Series Description This series contains original correspondence, entry books and registers of the Agent General for Emigration, the South Australian Commissioners and the Land and Emigration Commission. Amongst the miscellaneous contents are registers of births and deaths of emigrants at sea 1854-1869, lists of ships chartered 1847-1875, registers of surgeons appointed 1854-1894, and volumes of The Colonial Gazette 1838-1842.
Biographical Note / History A Colonial Land and Emigration Commission was created in 1840 to undertake the duties of two earlier and overlapping authorities which were both under the supervision of the Secretary of State. These were the Colonisation Commissioners for South Australia, established under an Act of 1834, and the Agent General for Emigration, appointed in 1837. The new commission dealt with grants of land, the outward movement of settlers, the administration of the Passengers' Acts of 1855 and 1863 and, from 1846 to 1859, the scrutiny of colonial legislation. In 1855 it became the Emigration Commission. In 1873 the administration of the Passengers' Acts was transferred to the Board of Trade.
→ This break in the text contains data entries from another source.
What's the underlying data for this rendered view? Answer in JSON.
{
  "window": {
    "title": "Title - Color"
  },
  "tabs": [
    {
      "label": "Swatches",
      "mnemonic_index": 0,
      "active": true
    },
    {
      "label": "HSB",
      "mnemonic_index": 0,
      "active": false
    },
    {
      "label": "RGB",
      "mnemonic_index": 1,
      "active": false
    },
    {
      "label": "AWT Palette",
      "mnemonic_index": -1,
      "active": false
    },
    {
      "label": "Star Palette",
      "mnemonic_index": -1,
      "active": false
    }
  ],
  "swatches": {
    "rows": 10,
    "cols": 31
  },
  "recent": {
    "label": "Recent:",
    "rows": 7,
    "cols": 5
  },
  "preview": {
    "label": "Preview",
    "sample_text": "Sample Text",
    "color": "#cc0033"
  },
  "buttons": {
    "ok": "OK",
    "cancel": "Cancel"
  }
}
The commission's powers were gradually given up to the larger colonies as they obtained self-government, and after 1873 its only duties were the control of the importation of Indian indentured labour into sugar-producing colonies and it was abolished in 1878.
Theme(s) Arrivals: Ports and Early Experiences; Colonisation Companies and Emigration Societies; Religion, Ethnic Identity and Community Relations; Ships and Shipping Lines
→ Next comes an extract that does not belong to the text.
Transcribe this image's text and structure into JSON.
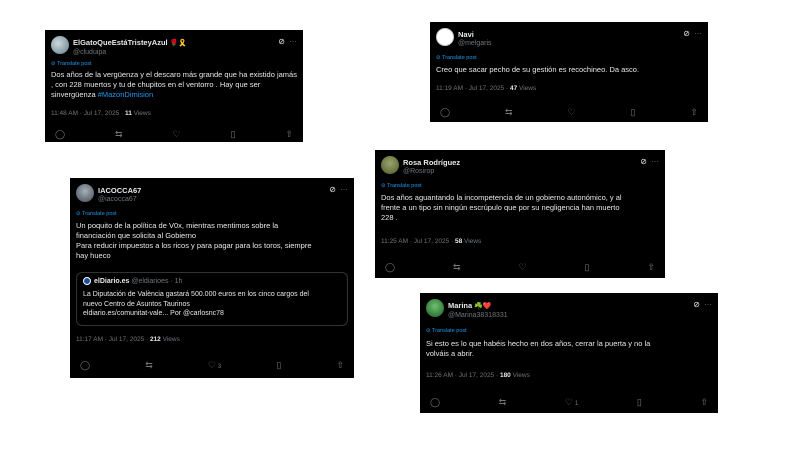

Country (from) India; St Helena; United States of America
Country (to) Windward Islands; Leeward Islands; Bahamas; St Lucia; British Guiana; Antigua
Places San Salvador Island; Grenada; St Vincent; Antigua; St Kitts; Guadeloupe; Tortola; South Carolina, United States; Calcutta, India
Ports Madras, India
Nationality Indian; Asian; English; European; African; American
Ships Duke of Newcastle; Victor Emmanuel; Tartar; Francis Ridley; Countess of Ripon
People Murdoch, Thomas William Clinton; Walcott, Stephen; Elliot, Sir Thomas Frederick; Bart, Frederic Rogers; Herbert, R G W
Keywords emigration, administration, government, agent, mortality rate, shipping, emigrant, indentured labour, forced migration, labour, emigration scheme, colony, charter, legislation, return passage, mortality rate, death, poverty, social class, wages, colony conditions, immigrant, food, finance, freight, finance, tax, land sale, application, land, rum, salt, agriculture, labourer
Language English
Copyright Crown Copyright documents © are reproduced by permission of The National Archives London, UK